This might slow things down. That in turn might suggest that more communion ministers are needed, but is this not better, to have a difference in the administration of communion which has a better chance to feel meaningful instead of routine?


If one is allowed to change the rite for a local congregation, there is a possible change which would help everyone to better understand the meaning of what is happening in the overall communion service.

Instead of having the communicant response be, “Amen,” each could respond, “We are all members of that one body/blood.”

This gets closer to the essence of the communion service, the sharing of all in the body of Christ. This sharing is certainly there as the service exists now in most denominations, but it is there by implication or in its theology and is not very much there experientially. It is too easy to feel that communion is a “me and Jesus” moment instead of a communal experience.

Indeed, that is reflected in the very concern mentioned at the beginning of this article. One [exactly] gets in line, waits a turn to get for oneself what everyone else is getting, then goes back to one's personal place to sit and respond to what one has received.

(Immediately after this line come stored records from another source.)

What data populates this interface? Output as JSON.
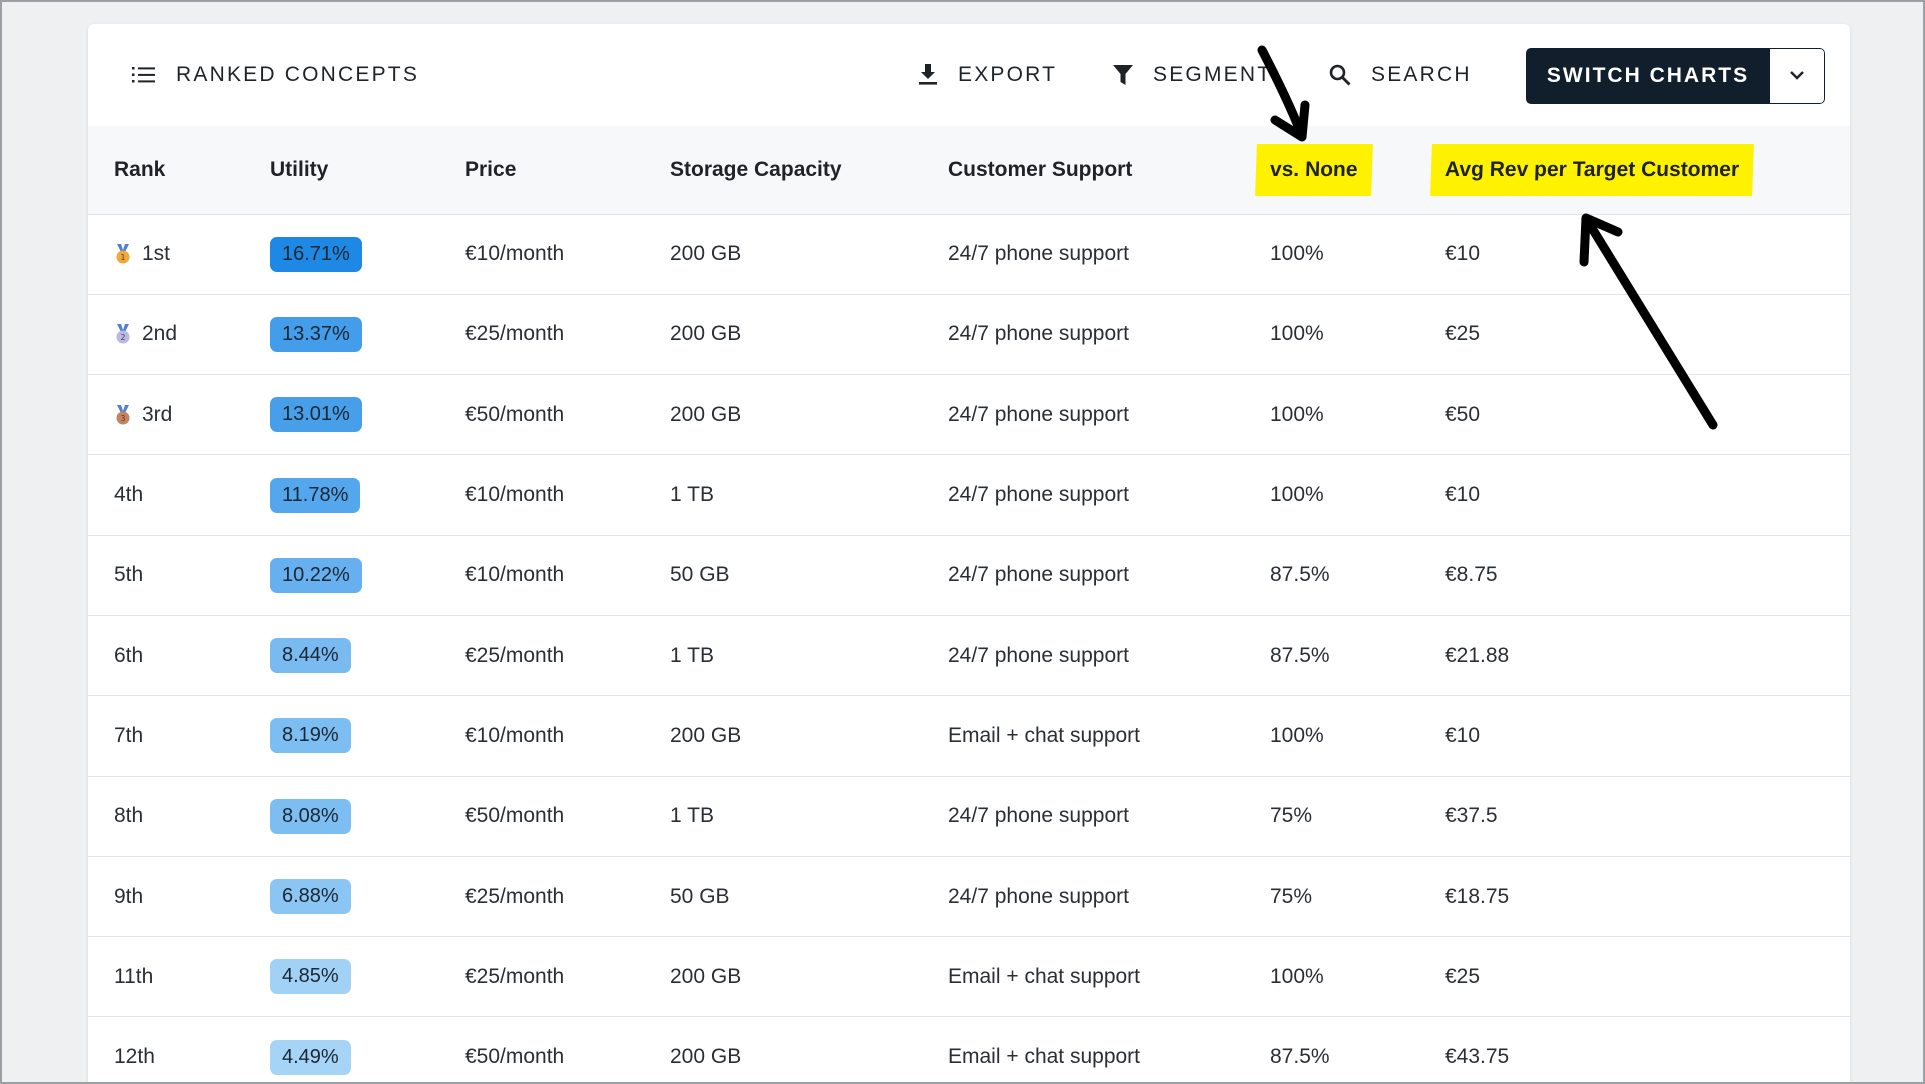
{
  "toolbar": {
    "title": "RANKED CONCEPTS",
    "export_label": "EXPORT",
    "segment_label": "SEGMENT",
    "search_label": "SEARCH",
    "switch_label": "SWITCH CHARTS"
  },
  "columns": {
    "rank": "Rank",
    "utility": "Utility",
    "price": "Price",
    "storage": "Storage Capacity",
    "support": "Customer Support",
    "vs_none": "vs. None",
    "avg_rev": "Avg Rev per Target Customer"
  },
  "rows": [
    {
      "rank": "1st",
      "medal": "gold",
      "utility": "16.71%",
      "utility_value": 16.71,
      "price": "€10/month",
      "storage": "200 GB",
      "support": "24/7 phone support",
      "vs_none": "100%",
      "avg_rev": "€10"
    },
    {
      "rank": "2nd",
      "medal": "silver",
      "utility": "13.37%",
      "utility_value": 13.37,
      "price": "€25/month",
      "storage": "200 GB",
      "support": "24/7 phone support",
      "vs_none": "100%",
      "avg_rev": "€25"
    },
    {
      "rank": "3rd",
      "medal": "bronze",
      "utility": "13.01%",
      "utility_value": 13.01,
      "price": "€50/month",
      "storage": "200 GB",
      "support": "24/7 phone support",
      "vs_none": "100%",
      "avg_rev": "€50"
    },
    {
      "rank": "4th",
      "medal": "",
      "utility": "11.78%",
      "utility_value": 11.78,
      "price": "€10/month",
      "storage": "1 TB",
      "support": "24/7 phone support",
      "vs_none": "100%",
      "avg_rev": "€10"
    },
    {
      "rank": "5th",
      "medal": "",
      "utility": "10.22%",
      "utility_value": 10.22,
      "price": "€10/month",
      "storage": "50 GB",
      "support": "24/7 phone support",
      "vs_none": "87.5%",
      "avg_rev": "€8.75"
    },
    {
      "rank": "6th",
      "medal": "",
      "utility": "8.44%",
      "utility_value": 8.44,
      "price": "€25/month",
      "storage": "1 TB",
      "support": "24/7 phone support",
      "vs_none": "87.5%",
      "avg_rev": "€21.88"
    },
    {
      "rank": "7th",
      "medal": "",
      "utility": "8.19%",
      "utility_value": 8.19,
      "price": "€10/month",
      "storage": "200 GB",
      "support": "Email + chat support",
      "vs_none": "100%",
      "avg_rev": "€10"
    },
    {
      "rank": "8th",
      "medal": "",
      "utility": "8.08%",
      "utility_value": 8.08,
      "price": "€50/month",
      "storage": "1 TB",
      "support": "24/7 phone support",
      "vs_none": "75%",
      "avg_rev": "€37.5"
    },
    {
      "rank": "9th",
      "medal": "",
      "utility": "6.88%",
      "utility_value": 6.88,
      "price": "€25/month",
      "storage": "50 GB",
      "support": "24/7 phone support",
      "vs_none": "75%",
      "avg_rev": "€18.75"
    },
    {
      "rank": "11th",
      "medal": "",
      "utility": "4.85%",
      "utility_value": 4.85,
      "price": "€25/month",
      "storage": "200 GB",
      "support": "Email + chat support",
      "vs_none": "100%",
      "avg_rev": "€25"
    },
    {
      "rank": "12th",
      "medal": "",
      "utility": "4.49%",
      "utility_value": 4.49,
      "price": "€50/month",
      "storage": "200 GB",
      "support": "Email + chat support",
      "vs_none": "87.5%",
      "avg_rev": "€43.75"
    }
  ],
  "colors": {
    "highlight": "#fff200",
    "button_dark": "#101f2b",
    "badge_max": "#1e88e5",
    "badge_min": "#a5d4f7",
    "medal_gold": "#f0a83a",
    "medal_silver": "#b9b8e6",
    "medal_bronze": "#c48462"
  },
  "icons": {
    "title": "list-numbered-icon",
    "export": "download-icon",
    "segment": "filter-icon",
    "search": "search-icon",
    "dropdown": "chevron-down-icon"
  }
}
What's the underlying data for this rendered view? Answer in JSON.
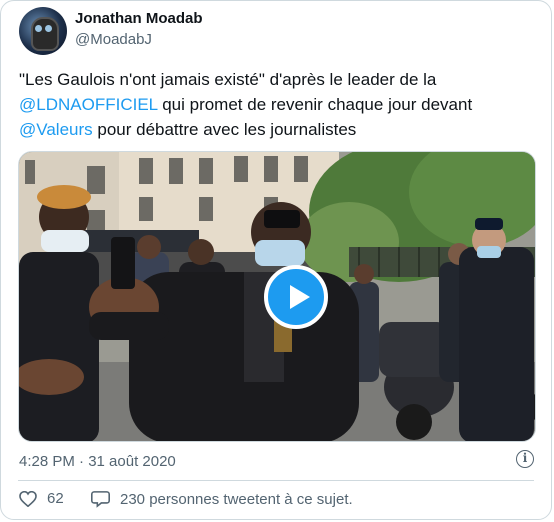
{
  "author": {
    "name": "Jonathan Moadab",
    "handle": "@MoadabJ"
  },
  "tweet": {
    "text_1": "\"Les Gaulois n'ont jamais existé\" d'après le leader de la",
    "mention_1": "@LDNAOFFICIEL",
    "text_2": " qui promet de revenir chaque jour devant",
    "mention_2": "@Valeurs",
    "text_3": " pour débattre avec les journalistes"
  },
  "timestamp": "4:28 PM · 31 août 2020",
  "engagement": {
    "likes": "62",
    "replies_text": "230 personnes tweetent à ce sujet."
  },
  "colors": {
    "accent": "#1d9bf0",
    "muted": "#536471",
    "border": "#cfd9de"
  },
  "icons": {
    "info": "info-icon",
    "like": "heart-icon",
    "reply": "speech-bubble-icon",
    "play": "play-icon"
  },
  "info_glyph": "i"
}
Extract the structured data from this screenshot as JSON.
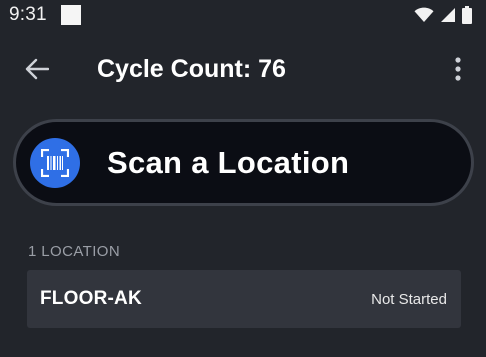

This does not reflect the doing something with others, communally, which is the essence of liturgical versus private prayer. It does not speak of participation in the body of Christ, of sharing in that one body of which Jesus is the head and we all are members. One belief about communion, Jesus coming to each of us, is too easily able to dominate the more central belief that Jesus comes to all of us and all of us are part of Jesus.

Another essay will get into how what else we do can enhance the communality of community.

Meanwhile, what do you think about these two ideas?